Family says Zoricic's death was 'entirely avoidable'
Published Wednesday, April 25, 2012 7:58PM EDT
The grieving family of Nik Zoricic called the Canadian skicross racer's death "entirely avoidable" on Wednesday, demanding a full investigation into the safety measures taken at the Swiss ski hill where he was killed last month.
"Knowing this could have been absolutely prevented makes this so much more painful and hurtful," mother Silvia Brudar told a press conference on Wednesday. "Every cell in my body hurts, but knowing this could have been avoided makes it agony."
Zoricic, a 29-year-old experienced skier from Toronto, suffered severe head injuries and died when he smashed into a safety net at the side of a skicross course in Grindelwald, Switzerland on March 10.
The crash occurred during the final jump of the race, when Zoricic fell into safety netting and landed wide of the finish line.
The family demanded on Wednesday that Alpine Canada and the International Ski Federation launch a complete investigation into the circumstances behind Zoricic's death.
"The level of negligence and incompetence here is so extreme that this cannot be swept under the carpet," said family lawyer Timothy Danson, of the firm Danson Recht LLP. "We hope that the public, not just in Canada but all across the ski world, demand that this be properly investigated."
In a statement on Wednesday, Alpine Canada said an investigation is currently being conducted by Swiss police and state authorities, and they planned to review the findings of that investigation.
"Alpine Canada is also working with the International Ski Federation (FIS) to try to prevent similar accidents from happening in the future and will actively participate in the FIS ski cross advisory group which includes alpine-skiing specialists and snowboard experts," the statement read.
‘This was no freak accident'
Alpine Canada has previously said Zoricic's crash was a "freak accident" and that there was no reason to believe that the skicross race is unsafe.
"This was no freak accident. The finish line of the World Cup event was a death trap," said Danson on Wednesday.
"It is unacceptable that an elite athlete like Nik Zoricic can make a perfect landing, barely miss the finish line by one metre and be killed for it.
"All right-thinking people would certainly agree that if you miss the finish line by a few feet, the result should be disqualification, not death."
With Zoricic's mother, father and sister at his side, Danson combed through footage of the crash during Wednesday's press conference and outlined what he described as "incomprehensible and stunning negligence."

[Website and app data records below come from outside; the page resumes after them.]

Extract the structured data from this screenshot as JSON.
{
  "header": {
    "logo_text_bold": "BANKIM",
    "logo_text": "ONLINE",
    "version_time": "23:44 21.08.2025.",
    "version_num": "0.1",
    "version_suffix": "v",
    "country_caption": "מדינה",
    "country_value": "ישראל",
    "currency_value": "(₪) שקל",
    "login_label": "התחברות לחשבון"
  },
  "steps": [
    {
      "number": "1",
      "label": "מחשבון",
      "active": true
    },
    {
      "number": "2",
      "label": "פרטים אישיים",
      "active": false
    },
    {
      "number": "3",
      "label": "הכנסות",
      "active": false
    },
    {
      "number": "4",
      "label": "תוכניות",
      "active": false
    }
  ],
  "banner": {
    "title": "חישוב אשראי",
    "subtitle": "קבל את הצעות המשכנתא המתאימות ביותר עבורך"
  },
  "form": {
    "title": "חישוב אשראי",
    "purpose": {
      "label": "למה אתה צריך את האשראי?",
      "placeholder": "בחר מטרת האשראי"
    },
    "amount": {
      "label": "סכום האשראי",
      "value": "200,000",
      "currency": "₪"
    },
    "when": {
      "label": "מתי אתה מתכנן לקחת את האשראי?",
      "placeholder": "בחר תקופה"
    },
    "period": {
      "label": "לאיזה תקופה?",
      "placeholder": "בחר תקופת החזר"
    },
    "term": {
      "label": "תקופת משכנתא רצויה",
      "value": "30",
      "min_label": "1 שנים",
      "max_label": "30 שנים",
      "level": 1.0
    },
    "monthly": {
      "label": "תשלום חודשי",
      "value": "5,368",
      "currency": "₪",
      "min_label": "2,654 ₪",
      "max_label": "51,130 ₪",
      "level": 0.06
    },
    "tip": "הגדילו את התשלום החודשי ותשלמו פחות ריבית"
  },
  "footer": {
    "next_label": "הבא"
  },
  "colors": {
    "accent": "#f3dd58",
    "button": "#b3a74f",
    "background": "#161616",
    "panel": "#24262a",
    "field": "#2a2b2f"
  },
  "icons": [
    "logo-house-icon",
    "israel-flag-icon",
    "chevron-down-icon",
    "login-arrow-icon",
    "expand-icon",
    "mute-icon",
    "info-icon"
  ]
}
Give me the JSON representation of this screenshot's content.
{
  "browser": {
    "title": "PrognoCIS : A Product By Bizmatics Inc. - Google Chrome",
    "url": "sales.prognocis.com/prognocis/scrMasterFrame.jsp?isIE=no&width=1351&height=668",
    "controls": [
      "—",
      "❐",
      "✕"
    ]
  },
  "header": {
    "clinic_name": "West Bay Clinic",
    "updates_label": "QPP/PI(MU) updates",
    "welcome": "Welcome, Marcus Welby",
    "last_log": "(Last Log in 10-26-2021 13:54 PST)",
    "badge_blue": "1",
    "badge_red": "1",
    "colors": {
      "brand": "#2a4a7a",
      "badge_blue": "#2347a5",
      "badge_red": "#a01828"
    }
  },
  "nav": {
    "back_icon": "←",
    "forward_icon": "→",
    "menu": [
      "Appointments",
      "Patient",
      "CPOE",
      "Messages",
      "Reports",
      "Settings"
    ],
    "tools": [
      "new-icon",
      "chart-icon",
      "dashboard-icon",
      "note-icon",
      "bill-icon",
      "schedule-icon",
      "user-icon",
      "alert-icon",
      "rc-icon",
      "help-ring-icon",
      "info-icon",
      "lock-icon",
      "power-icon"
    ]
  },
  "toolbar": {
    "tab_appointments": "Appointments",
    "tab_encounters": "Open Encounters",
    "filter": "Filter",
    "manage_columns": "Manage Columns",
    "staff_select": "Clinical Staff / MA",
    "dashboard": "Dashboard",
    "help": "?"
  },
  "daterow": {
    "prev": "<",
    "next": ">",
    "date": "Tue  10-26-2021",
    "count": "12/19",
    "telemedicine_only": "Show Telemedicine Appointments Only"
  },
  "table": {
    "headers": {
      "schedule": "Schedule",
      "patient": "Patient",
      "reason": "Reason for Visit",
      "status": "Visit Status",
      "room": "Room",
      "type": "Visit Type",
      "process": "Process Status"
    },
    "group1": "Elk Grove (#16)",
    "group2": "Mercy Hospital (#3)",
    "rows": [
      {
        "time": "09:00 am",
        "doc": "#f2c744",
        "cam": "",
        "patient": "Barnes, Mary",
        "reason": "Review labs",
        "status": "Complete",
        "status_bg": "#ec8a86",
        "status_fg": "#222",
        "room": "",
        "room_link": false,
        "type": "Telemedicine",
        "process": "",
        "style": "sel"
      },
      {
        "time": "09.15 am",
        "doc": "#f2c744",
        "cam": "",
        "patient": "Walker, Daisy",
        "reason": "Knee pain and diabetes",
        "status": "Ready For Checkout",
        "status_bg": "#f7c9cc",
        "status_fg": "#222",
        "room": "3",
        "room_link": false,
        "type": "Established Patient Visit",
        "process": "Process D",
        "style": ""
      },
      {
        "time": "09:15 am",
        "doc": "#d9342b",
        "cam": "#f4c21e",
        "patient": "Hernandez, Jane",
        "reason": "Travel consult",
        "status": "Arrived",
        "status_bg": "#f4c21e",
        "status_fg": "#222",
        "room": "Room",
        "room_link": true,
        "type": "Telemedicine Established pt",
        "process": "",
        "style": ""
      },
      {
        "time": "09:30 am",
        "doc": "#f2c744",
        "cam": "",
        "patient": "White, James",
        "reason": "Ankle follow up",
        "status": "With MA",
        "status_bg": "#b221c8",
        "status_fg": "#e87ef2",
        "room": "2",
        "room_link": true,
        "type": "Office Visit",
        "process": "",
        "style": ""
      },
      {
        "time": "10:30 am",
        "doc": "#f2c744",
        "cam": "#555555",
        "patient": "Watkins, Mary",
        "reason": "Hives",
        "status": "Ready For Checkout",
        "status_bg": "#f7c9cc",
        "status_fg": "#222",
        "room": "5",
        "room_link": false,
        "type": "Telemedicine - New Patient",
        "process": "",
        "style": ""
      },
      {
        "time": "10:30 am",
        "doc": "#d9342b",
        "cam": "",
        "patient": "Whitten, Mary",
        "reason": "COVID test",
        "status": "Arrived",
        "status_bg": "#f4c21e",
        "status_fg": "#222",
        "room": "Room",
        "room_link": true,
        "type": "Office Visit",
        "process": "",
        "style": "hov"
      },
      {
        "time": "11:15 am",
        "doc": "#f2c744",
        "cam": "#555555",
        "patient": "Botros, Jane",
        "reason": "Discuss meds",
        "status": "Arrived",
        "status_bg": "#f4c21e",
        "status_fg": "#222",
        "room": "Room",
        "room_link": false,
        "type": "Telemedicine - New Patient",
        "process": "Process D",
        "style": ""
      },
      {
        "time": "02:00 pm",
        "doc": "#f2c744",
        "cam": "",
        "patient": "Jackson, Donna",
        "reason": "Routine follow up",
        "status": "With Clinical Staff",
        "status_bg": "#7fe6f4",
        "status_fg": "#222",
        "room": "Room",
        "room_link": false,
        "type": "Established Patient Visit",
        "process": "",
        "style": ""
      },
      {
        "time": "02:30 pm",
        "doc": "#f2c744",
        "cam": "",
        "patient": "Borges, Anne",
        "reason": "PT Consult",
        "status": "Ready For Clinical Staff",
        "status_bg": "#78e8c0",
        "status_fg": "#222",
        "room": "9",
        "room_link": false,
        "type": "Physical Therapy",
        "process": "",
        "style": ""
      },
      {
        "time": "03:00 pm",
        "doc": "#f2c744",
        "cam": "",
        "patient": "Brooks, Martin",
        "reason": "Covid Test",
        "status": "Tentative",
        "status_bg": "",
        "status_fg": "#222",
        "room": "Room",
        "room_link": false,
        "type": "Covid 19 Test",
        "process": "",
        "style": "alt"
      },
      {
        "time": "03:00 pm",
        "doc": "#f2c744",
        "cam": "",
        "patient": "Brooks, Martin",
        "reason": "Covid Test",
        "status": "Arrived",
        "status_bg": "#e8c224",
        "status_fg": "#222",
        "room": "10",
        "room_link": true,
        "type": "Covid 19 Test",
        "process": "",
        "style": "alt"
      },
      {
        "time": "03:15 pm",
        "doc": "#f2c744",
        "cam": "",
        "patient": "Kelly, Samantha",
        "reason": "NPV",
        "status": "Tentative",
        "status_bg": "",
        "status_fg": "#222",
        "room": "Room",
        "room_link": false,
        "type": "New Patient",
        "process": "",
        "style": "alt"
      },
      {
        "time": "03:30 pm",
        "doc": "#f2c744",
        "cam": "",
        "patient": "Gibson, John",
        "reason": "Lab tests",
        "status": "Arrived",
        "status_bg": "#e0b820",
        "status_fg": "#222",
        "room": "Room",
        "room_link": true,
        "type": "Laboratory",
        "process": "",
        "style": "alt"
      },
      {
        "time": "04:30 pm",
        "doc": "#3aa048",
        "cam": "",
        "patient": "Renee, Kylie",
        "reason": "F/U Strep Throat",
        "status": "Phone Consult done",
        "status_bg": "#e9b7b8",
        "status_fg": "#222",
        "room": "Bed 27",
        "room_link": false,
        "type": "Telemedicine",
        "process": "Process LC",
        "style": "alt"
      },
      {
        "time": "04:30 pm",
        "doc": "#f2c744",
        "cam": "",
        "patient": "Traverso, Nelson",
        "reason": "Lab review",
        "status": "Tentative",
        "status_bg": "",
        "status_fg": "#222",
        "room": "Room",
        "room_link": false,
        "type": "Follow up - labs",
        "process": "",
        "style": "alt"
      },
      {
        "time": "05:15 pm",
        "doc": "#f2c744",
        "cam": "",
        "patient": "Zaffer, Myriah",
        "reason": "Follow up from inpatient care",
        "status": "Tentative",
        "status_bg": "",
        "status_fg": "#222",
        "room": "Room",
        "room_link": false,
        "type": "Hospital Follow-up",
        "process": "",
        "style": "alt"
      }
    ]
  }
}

He said safety measures were lacking along the finish line, leaving skiers who flew wide off the final jump facing treacherous conditions, including ungroomed snow, improper fencing and a packed snowbank, which Zoricic crashed into before collapsing.
Zoricic's family said they were not planning to take legal action, saying that by addressing the real cause of his death they hoped to avoid similar incidents in the future.
Danson says he has received tips that authorities were warned that the course was not safe. He said by taking the threat of litigation off the table, he hoped those involved would feel comfortable coming forward.
"We need everyone involved to come forward and speak honestly and frankly, so that such a tragic outcome will not happen again in the future," he said. "By taking all legal options off the table, people will be able to come forward and speak frankly and honestly without fear of legal reprisal."
In skicross competitions, racers navigate a course of banks and ridges, making various jumps to reach the finish line. Zoricic had raced on the World Cup circuit for more than three years.
His death was a huge blow to Canada's professional skiing community, already reeling from the loss of another young star, Sarah Burke.
Burke, also 29, died in January after crashing during a freestyle skiing training run in Utah.
In a written statement released shortly after Zoricic's death, his father said: "Nik loved what he did. Ski racing was his life and he enjoyed every moment of it."